Churnick explains that printing with edible inks onto edible substrates and laying them onto a cake is pretty much the same process used in inkjet printing technology. 

“PhotoFrost is the only manufacturer that makes in-house both the edible inks and substrate pages,” Churnick says. “The inks are specially formulated specifically for approved compatible printer models, delivering vibrant color and high resolution photo quality images.”

Churnick points out that their frosting sheets are the special part of the process. 

“They retain their flexibility when they go through the printer to accept the image being printed on it. When it comes out of the printer, it’s then applied to the moist frosted cake,” Churnick says. “The sheet is moisture activated, and in about 15-20 minutes the image merges and becomes part of the frosting. Cake decorating by hand can take anywhere from 40 minutes to a few hours for intricate designs.

“Printing an image and then elaborating on it using our technology takes only 15-20 minutes. That’s four cakes per hour rather than one cake maybe every four hours. That’s an out the park profit ratio for any business model.” 

Churnick adds that the ballpark cost for a basic cake is between $25 and $30, and the price gets higher from there the more ornate the client wants it.”

Cake decorators are adding die-cut designs and “edible appliqués” to their craft. The effect can be quite striking. (Image courtesy of PhotoFrost.)

Churnick says that there was another process of printing directly onto iced cake with special edible inks, but it’s not really being used today. 

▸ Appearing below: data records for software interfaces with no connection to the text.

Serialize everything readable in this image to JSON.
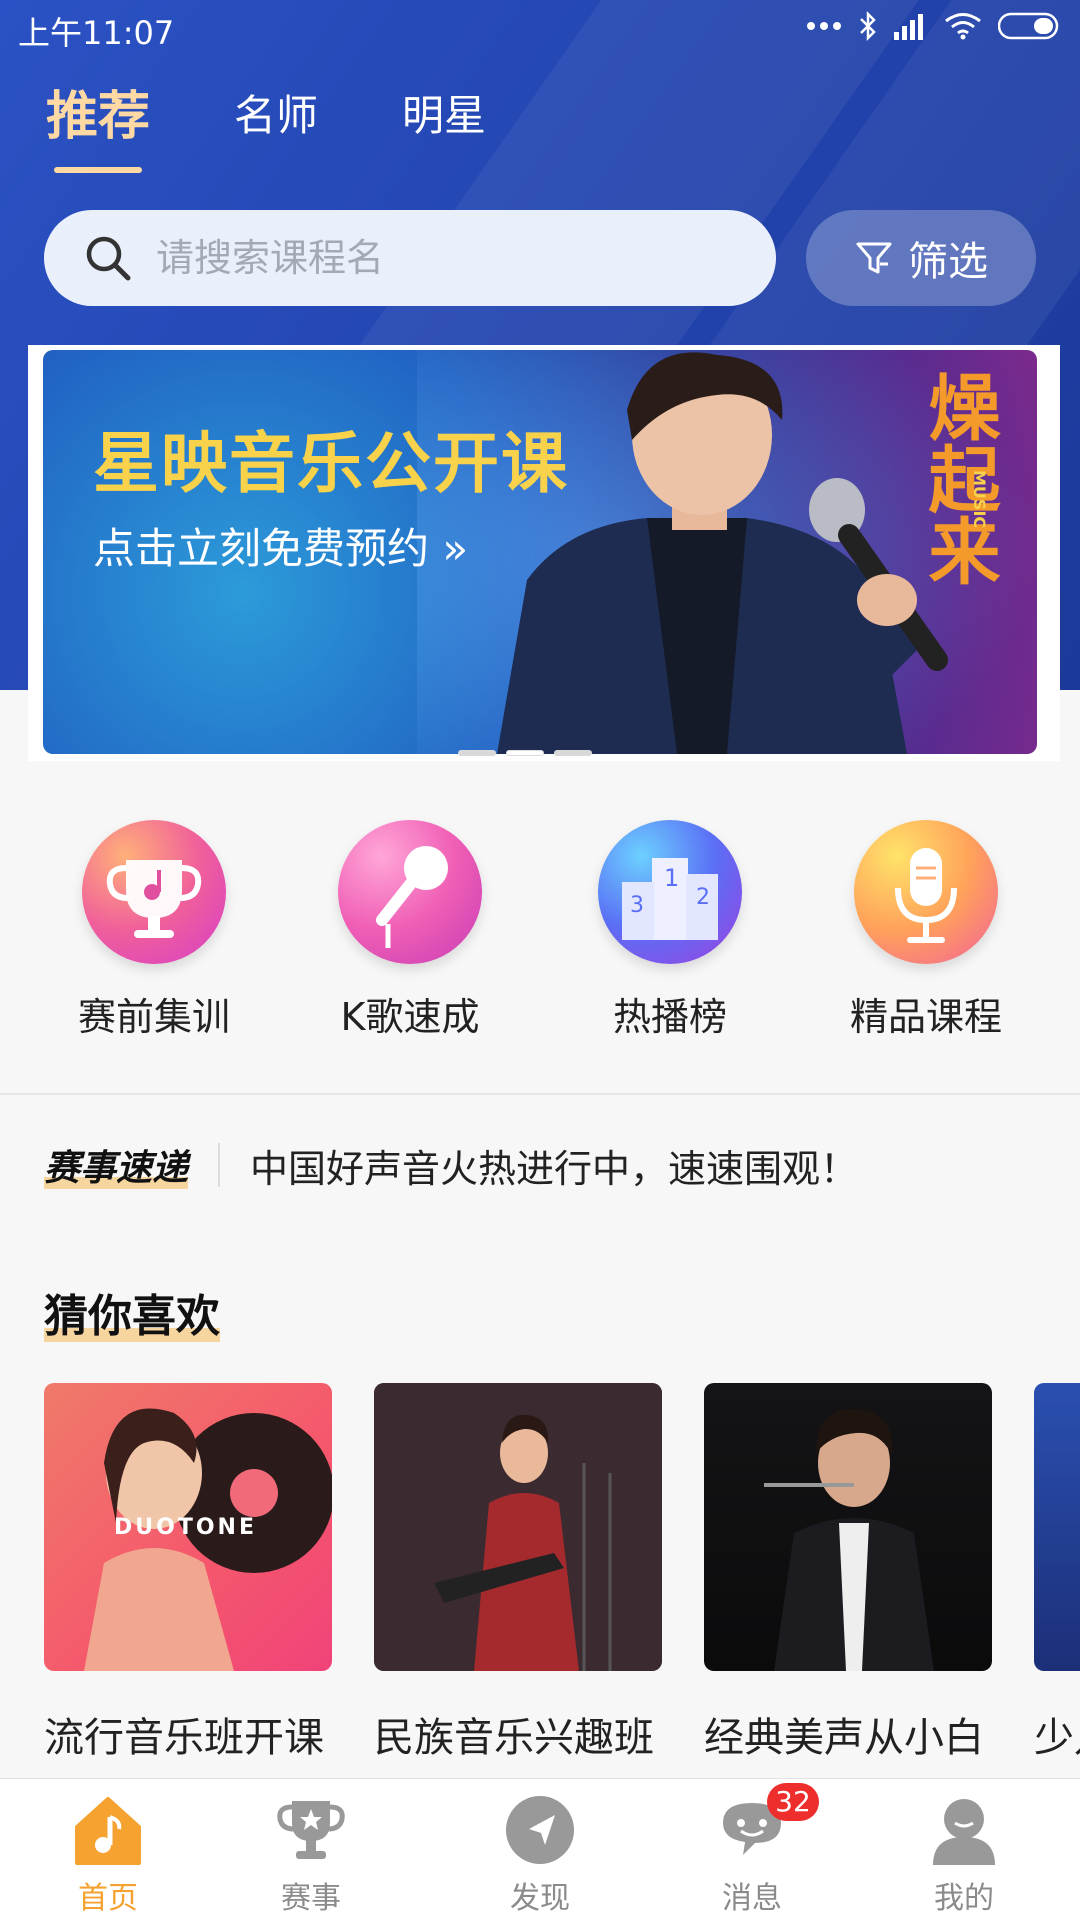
{
  "status_bar": {
    "time": "上午11:07"
  },
  "top_tabs": [
    {
      "label": "推荐",
      "active": true
    },
    {
      "label": "名师",
      "active": false
    },
    {
      "label": "明星",
      "active": false
    }
  ],
  "search": {
    "placeholder": "请搜索课程名",
    "filter_label": "筛选"
  },
  "banner": {
    "title": "星映音乐公开课",
    "subtitle": "点击立刻免费预约 »",
    "tag": "燥起来",
    "tag_small": "MUSIC",
    "pages": 3,
    "active_page": 2
  },
  "quick_entries": [
    {
      "label": "赛前集训",
      "icon": "trophy-music-icon"
    },
    {
      "label": "K歌速成",
      "icon": "microphone-icon"
    },
    {
      "label": "热播榜",
      "icon": "podium-icon"
    },
    {
      "label": "精品课程",
      "icon": "studio-mic-icon"
    }
  ],
  "news": {
    "tag": "赛事速递",
    "text": "中国好声音火热进行中，速速围观！"
  },
  "recommend": {
    "title": "猜你喜欢",
    "cards": [
      {
        "title": "流行音乐班开课",
        "art_text": "DUOTONE"
      },
      {
        "title": "民族音乐兴趣班"
      },
      {
        "title": "经典美声从小白"
      },
      {
        "title": "少儿"
      }
    ]
  },
  "tabbar": [
    {
      "label": "首页",
      "icon": "home-music-icon",
      "active": true
    },
    {
      "label": "赛事",
      "icon": "trophy-icon",
      "active": false
    },
    {
      "label": "发现",
      "icon": "compass-icon",
      "active": false
    },
    {
      "label": "消息",
      "icon": "chat-icon",
      "active": false,
      "badge": "32"
    },
    {
      "label": "我的",
      "icon": "user-icon",
      "active": false
    }
  ],
  "colors": {
    "brand_blue": "#2447b3",
    "accent_orange": "#f5a230",
    "badge_red": "#ee2d2d",
    "tab_active": "#ffd9a3"
  }
}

“This method was the original design but proved to be prohibitively costly and very limited in scope,” Churnick says. “The system and ink cartridges were both more expensive than many small businesses could bear. It’s pretty much now defunct.

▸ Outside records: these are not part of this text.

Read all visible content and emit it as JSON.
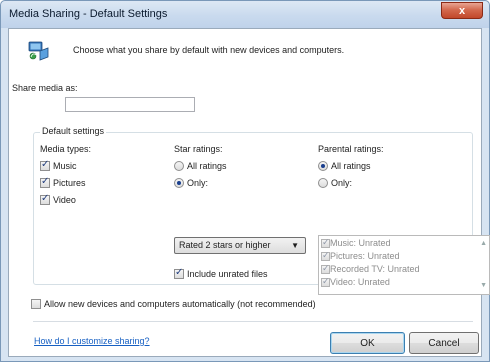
{
  "window": {
    "title": "Media Sharing - Default Settings",
    "close_glyph": "x"
  },
  "header": {
    "icon": "media-sharing-network-icon",
    "text": "Choose what you share by default with new devices and computers."
  },
  "share": {
    "label": "Share media as:",
    "value": ""
  },
  "group": {
    "legend": "Default settings"
  },
  "media_types": {
    "title": "Media types:",
    "items": [
      {
        "label": "Music",
        "checked": true
      },
      {
        "label": "Pictures",
        "checked": true
      },
      {
        "label": "Video",
        "checked": true
      }
    ]
  },
  "star_ratings": {
    "title": "Star ratings:",
    "options": [
      {
        "label": "All ratings",
        "selected": false
      },
      {
        "label": "Only:",
        "selected": true
      }
    ],
    "dropdown_value": "Rated 2 stars or higher",
    "include_unrated": {
      "label": "Include unrated files",
      "checked": true
    }
  },
  "parental_ratings": {
    "title": "Parental ratings:",
    "options": [
      {
        "label": "All ratings",
        "selected": true
      },
      {
        "label": "Only:",
        "selected": false
      }
    ],
    "list": [
      {
        "label": "Music: Unrated",
        "checked": true
      },
      {
        "label": "Pictures: Unrated",
        "checked": true
      },
      {
        "label": "Recorded TV: Unrated",
        "checked": true
      },
      {
        "label": "Video: Unrated",
        "checked": true
      }
    ]
  },
  "allow": {
    "label": "Allow new devices and computers automatically (not recommended)",
    "checked": false
  },
  "footer": {
    "link": "How do I customize sharing?",
    "ok": "OK",
    "cancel": "Cancel"
  },
  "colors": {
    "link": "#1760c3",
    "title_bar": "#c9daee",
    "close": "#c2482b"
  }
}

“The PhotoFrost System has a nominal start-up cost and more modest supply costs, allowing a quick amortization into profitability, or keeping the price range within reach of hobbyist enthusiasts. Additionally, creative decorators have developed new techniques attesting to wide versatility of the edible media sheets,” he says.

“PhotoFrost is a manufacturer and primary supplier of both printers and supplies, and we are now adding an electronic cutter and multi-colored and flavored edible sheets to our line. The Canon and Epson inkjet printers we use are not modified. But only certain model printers in the lines are comparable with the system. We also have to use only new empty cartridges. Canon’s printers are best choice because their print heads can be removed and cleaned or replaced by the user. Other equipment needed is the PhotoFrost inks and sheets, our new Cut-N-Frost electronic cutting system and of course the decorator’s talent and imagination,” Churnick says.


“Personalization is the key to this business,” says Kopykake’s Mayer. “Just think of all the celebrations on a yearly basis that lend itself to a photo cake. The market has great growth potential.” 

His company has been manufacturing and selling edible substrates along with the edible inks for more than 13 years.

Mayer also has seen a recent trend where more print shops and sublimation businesses are starting to offer these types of specialty printing services. 

“I would have to say that the greater potential for this market is more for B-to-C than B-to-B. For the most part, each image is a personal image, although we print a lot of logos on cakes for corporate events,” Mayer says.

He points out that whether you are a large bakery, a small retail bakery or specialty print shop; their two computerized cake decorating solutions Kwikscan and KopyJet Method will fit a budget and allow users to decorate cakes with photos and any images and text. 

“Both offer a low-cost solution for getting into this market. Currently we offer edible ink tanks for most of the Canon and Epson inkjet printers,” Mayer says. “All a business has to do is purchase an inkjet printer and purchase the edible inks and substrates from us. They can use any photo editing software or download a copy of our Desktop Decorator (for free) from our website. It’s as easy as that to get started. So if you are a baker, a graphic artist, or a print shop looking for a new niche market, you can experiment with edible inks and see where this new method of cake decoration takes you.”